In fact, working at Foy’s presents different perspectives on things outside my normal sphere of interest and also raises opportunities for, at least reflection on situations that I wouldn’t normally engage with. The question is how will these evolve? This is not a question that is of immediate critical urgency but floats a certain curiosity about living/working in the contemporary world. I’m not sure I’m conversant or indeed motivated enough to tackle that at the moment.
Went to the “Remembering Chris Mann” event at Wesley Anne last week (7th March and many thanks to Caroline Connors for her work on that) and found it a sobering experience. We have grown older and the whole momentum surrounding “experimentalism” as we knew and practiced it has faded it would seem. I don’t practice it explicitly nor feel compelled to anymore but I think I understand my feelings about it better in retrospect and my historical contribution with some clarity now. While what we did will largely be forgotten or incompletely understood (and that includes those of a “transactional” disposition), I know it had a value at that moment, perhaps even longer at least to those who produced it. In fact, on further reflection, I don’t think I’ve ever stopped being “experimental”, so I was somewhat hasty in my earlier comments. I’ll think about it some more. Anyway, it was wonderful to hear Chris’ voice again in public, doing what he did best; reciting his own texts. I wonder if there will ever be a comprehensive archive of his works.

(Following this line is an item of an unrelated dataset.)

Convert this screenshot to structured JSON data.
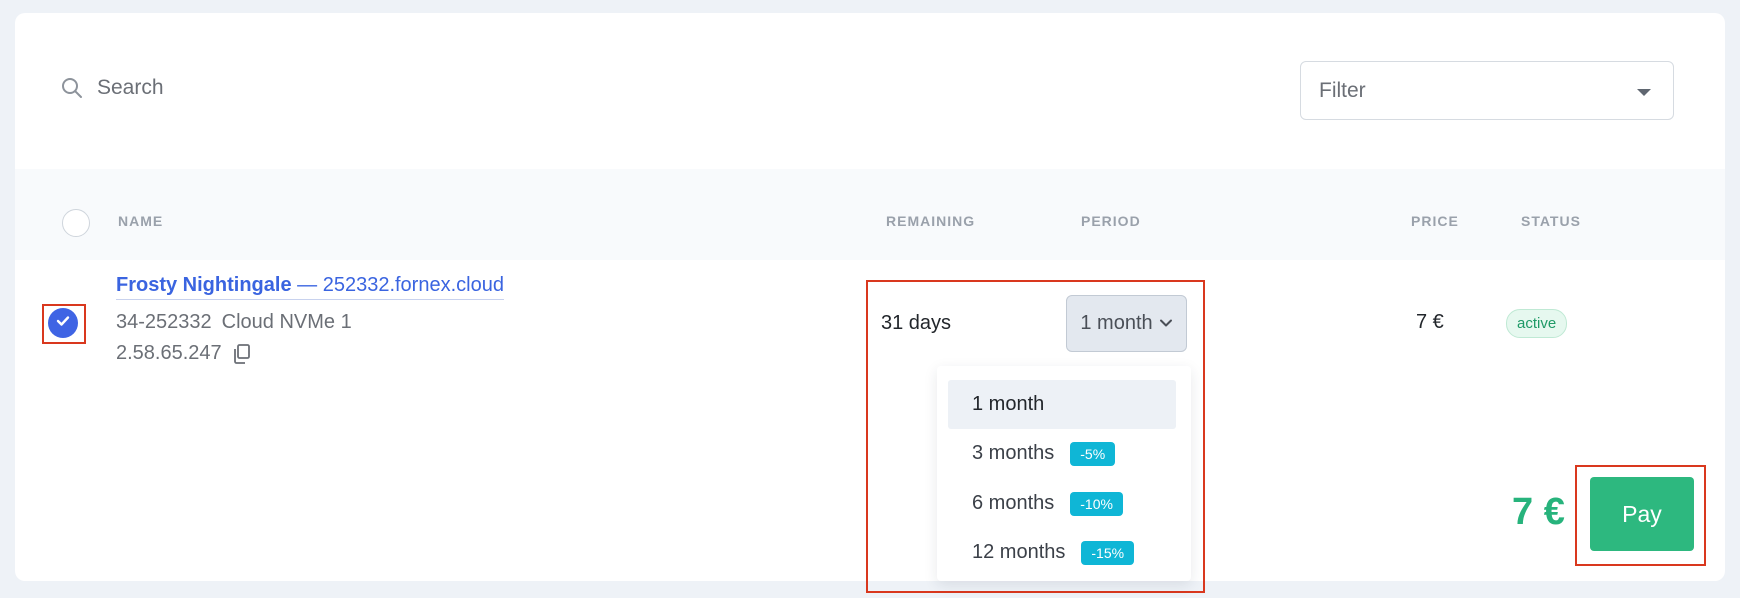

Oh, and been watching youtube vids of Christopher Hitchens talking about his book on religion. A remarkably informed and skilled raconteur. Amazing to think he has gone now too.
December 9, 2018
Everything is the same as I wrote here last time with the expected exceptions (one would hope) of new project directions and activities. Foy’s (CSI) work has shifted to Internet security and privacy experiments, I’m still working on the Creative Algorithm text and progressively becoming more creative. A new project direction with Andrew has arisen (along with the other one which is still in progress) and recent contact with an old friend James has brought the prospect of a new audio project. So the year draws to a close with some interesting prospects for the future. The recent deaths of two people I regard as important in the context of my world both surprised and saddened me. My perception of Melbourne is largely nostalgic. As the city undergoes massive expansion and change, very little of what was a formative place for me, seems to remain. I often wonder if I should have returned to Melbourne at all and simply been brave enough to journey somewhere else for a new start. I’m completely ambivalent on that point. In fact, doing both would be ideal in hindsight but how would I have done that? Would that still be possible? I think if there was a will, it would be. Oh, and with an adequate supply of that other essential stuff.
Still hanging out at Foy’s continuing to work on the indoor tracking system but at the moment drone swarm programming. The Studio project is still a work in progress but more or less working. The case needs redesigning and the battery system needs integration but apart from that, it needs a purpose. Oh, started writing about Algorithmic composition. Not sure where that is going but I was surprised that I found something to say about it after all these years.
Working at Foy’s Arcade for CSI (get-csi.com) which is interesting, educational, and fun.
Also, started working on another project with Andrew Sorensen. This is going to be different and I think pertinent to today’s connected world! Images will be updated frequently.